Marked for death, his life will never be the same. He and his wife move constantly under police guard. Kurt Westergaard did what he was told: he drew a cartoon of Muhammed for his employer, the Danish newspaper Jyllands-Posten. He had no idea that by doing so he would have to spend the rest of his life hiding from Islamofascists who want to kill him. Watching him interviewed on Danish TV, it occurred to me that Westergaard’s situation symbolizes the utter failure of Multiculturalism. Most Europeans still don’t get it and neither do most Americans. They still insist that we all tolerate a culture which pledges to destroy our own. Westergaard’s interviewer epitomizes smug, multicultural ignorance.
His cartoon depicted Muhammed with a bomb in his turban because he wanted to show “that there are terrorists who get their spiritual dynamite or their spiritual ammunition from Islam.” Radical Muslims proved him right as they rioted across the realm of Islam. His Danish interviewer asked if he felt responsible for a hundred riot deaths. “I see the riots as something which was staged by some governments in some badly managed countries,” responded Westergaard. They were staged because governments in Muslim countries want to divert popular attention from their failure. “But that is not my responsibility,” he concluded, and he’s right of course.
“But Kurt Westergaard, they would not have been in the streets of it hadn’t been because of your drawing,” said the interviewer. “What does it make you feel? You drew a few lines on a piece of paper. You took less than an hour to make that drawing and it has actually caused riots which cost more than a hundred people their lives. As a human being, how do you feel about that?”
He said he felt bad that those people were killed and repeated: “It’s not my responsibility. There were [radical Muslims] who had an interest in using [the drawing] more globally.”
“Why is it so important for you to draw that drawing that even these very large consequences does [sic] not create doubts in your mind?” the dedicated multiculturalist asked yet again.
Westergaard said it was important to express the dangers of radical Islam in the debate. “It should be reasonable to comment on something of a most alarming nature which goes on in this world today: this terror . . . Then we get this clash around freedom of speech, we experience . . . a cultural friction where there are two cultures which . . .”
“You mean the Islamic and the western culture?” asked the thick-headed interviewer.
“What values are you defending with a drawing like that?”
“I fight for Western values. I fight for freedom of speech . . .” said Westergaard. “We live in a secularized society, so it is clear that religion cannot demand any special status.”
“But do you think about that you could be causing trouble with such a drawing instead of fighting against self censorship?”
“Well I hope that such a satirical drawing works in some way when it is being seen.”
“And how is it supposed to work? How can you create freedom of speech with such a drawing of a prophet Mohammed with a piece of dynamite in his turban?”
“Well I think I serve freedom of speech when I make such a drawing.
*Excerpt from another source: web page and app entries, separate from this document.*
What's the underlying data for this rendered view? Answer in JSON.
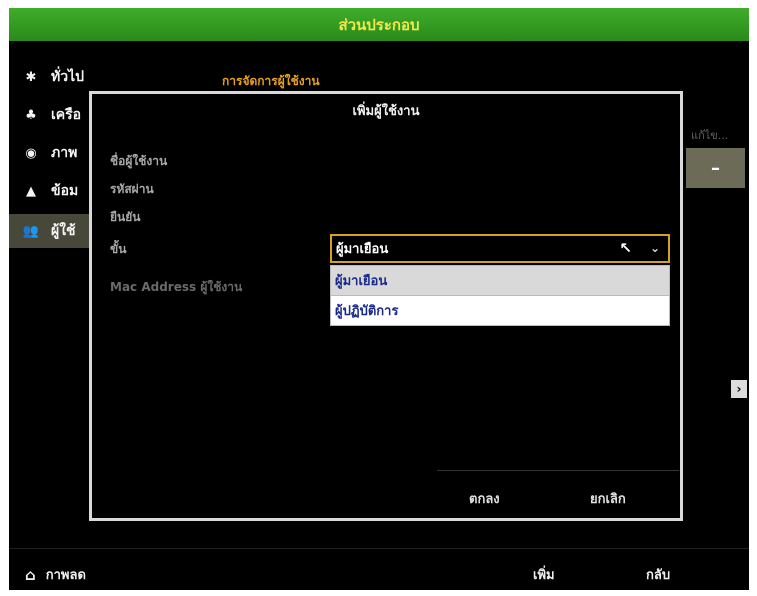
{
  "window": {
    "title": "ส่วนประกอบ"
  },
  "sidebar": {
    "items": [
      {
        "label": "ทั่วไป",
        "icon": "gear-icon"
      },
      {
        "label": "เครือ",
        "icon": "network-icon"
      },
      {
        "label": "ภาพ",
        "icon": "eye-icon"
      },
      {
        "label": "ข้อม",
        "icon": "warning-icon"
      },
      {
        "label": "ผู้ใช้",
        "icon": "users-icon"
      }
    ]
  },
  "main": {
    "section_title": "การจัดการผู้ใช้งาน",
    "right_column_text": "แก้ไข...",
    "right_button_label": "–",
    "scroll_arrow": "›"
  },
  "dialog": {
    "title": "เพิ่มผู้ใช้งาน",
    "fields": {
      "username_label": "ชื่อผู้ใช้งาน",
      "password_label": "รหัสผ่าน",
      "confirm_label": "ยืนยัน",
      "level_label": "ขั้น",
      "mac_label": "Mac Address ผู้ใช้งาน"
    },
    "level_select": {
      "value": "ผู้มาเยือน",
      "options": [
        "ผู้มาเยือน",
        "ผู้ปฏิบัติการ"
      ]
    },
    "ok_label": "ตกลง",
    "cancel_label": "ยกเลิก"
  },
  "bottom": {
    "home_label": "กาพลด",
    "add_label": "เพิ่ม",
    "back_label": "กลับ"
  },
  "colors": {
    "titlebar_green": "#3fae2a",
    "title_text_yellow": "#f2e84a",
    "section_orange": "#e6a020",
    "select_border": "#d6a020"
  }
}
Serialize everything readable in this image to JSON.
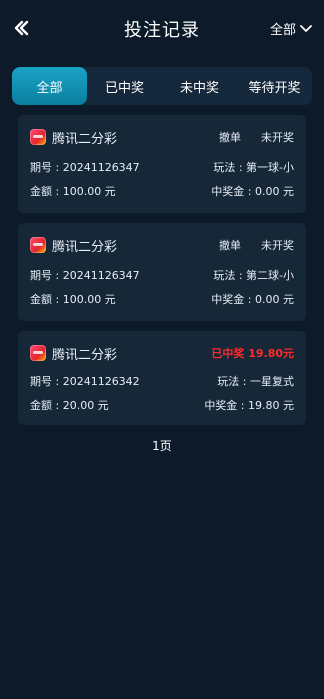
{
  "header": {
    "title": "投注记录",
    "filter_label": "全部"
  },
  "tabs": [
    {
      "label": "全部",
      "active": true
    },
    {
      "label": "已中奖",
      "active": false
    },
    {
      "label": "未中奖",
      "active": false
    },
    {
      "label": "等待开奖",
      "active": false
    }
  ],
  "records": [
    {
      "game": "腾讯二分彩",
      "action": "撤单",
      "status": "未开奖",
      "period": "期号 : 20241126347",
      "method": "玩法 : 第一球-小",
      "amount": "金额 : 100.00 元",
      "prize": "中奖金 : 0.00 元"
    },
    {
      "game": "腾讯二分彩",
      "action": "撤单",
      "status": "未开奖",
      "period": "期号 : 20241126347",
      "method": "玩法 : 第二球-小",
      "amount": "金额 : 100.00 元",
      "prize": "中奖金 : 0.00 元"
    },
    {
      "game": "腾讯二分彩",
      "action": "",
      "status": "已中奖 19.80元",
      "period": "期号 : 20241126342",
      "method": "玩法 : 一星复式",
      "amount": "金额 : 20.00 元",
      "prize": "中奖金 : 19.80 元"
    }
  ],
  "pager": {
    "label": "1页"
  },
  "colors": {
    "background": "#0d1a2a",
    "card": "#162737",
    "tab_bar": "#16283c",
    "tab_active": "#1aa3c6",
    "won_text": "#ff2b2b"
  },
  "icons": {
    "back": "chevron-left-double-icon",
    "filter": "chevron-down-icon",
    "game": "lottery-app-icon"
  }
}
Freedom of speech has been put under some pressure. We experience museums which have to remove pictures. We experience an opera in Berlin which has to close down for a period of time and we experience that intellectual, cultural personalities who speak against Islam are threatened. Van Gogh [in] Holland was murdered. Hirsi Ali has to live under protection. I think there is good reason for us to demonstrate that freedom of speech is something which we cherish. We cannot live without it.”
Danish police recently arrested three Danish immigrants from Tunisia plotting to kill Westergaard in his own home.
“What do you think about that situation?” asks the interviewer. Westergaard said he and his wife were depressed about having to move around so much to avoid being murdered. He says he’s angry about being threatened and sentenced to death by fanatics. Then the Danish government released one of the Tunisian plotters. “You could risk meeting him in the walking street in Aarhus tomorrow,” said the interviewer. Then he summed it all up: the threats, the moving around, the hundred deaths, and the deportations. Given all this, does Westergaard regret making the drawing?
“No. I don’t.”
“There would have been a similar confrontation, so this friction between these two cultures is there all the time. What has to be done in the future is that our culture, the . . . superior culture will win and we may see some more modified version of Islam which fits better in a secular society.”
This is anathema to multiculturalists who insist that all cultures are equal.
“So there are no regrets in your mind I can hear?” said the increduluous interviewer.
“No. We have to get a grip on it.”
Indeed. Liberal multiculturalists who dominate government in Europe and North America have to get a grip. The western culture they disdain is superior to, and must be defended against, Islamofascism. If they don’t give up their silly notions and wake up, we’re doomed.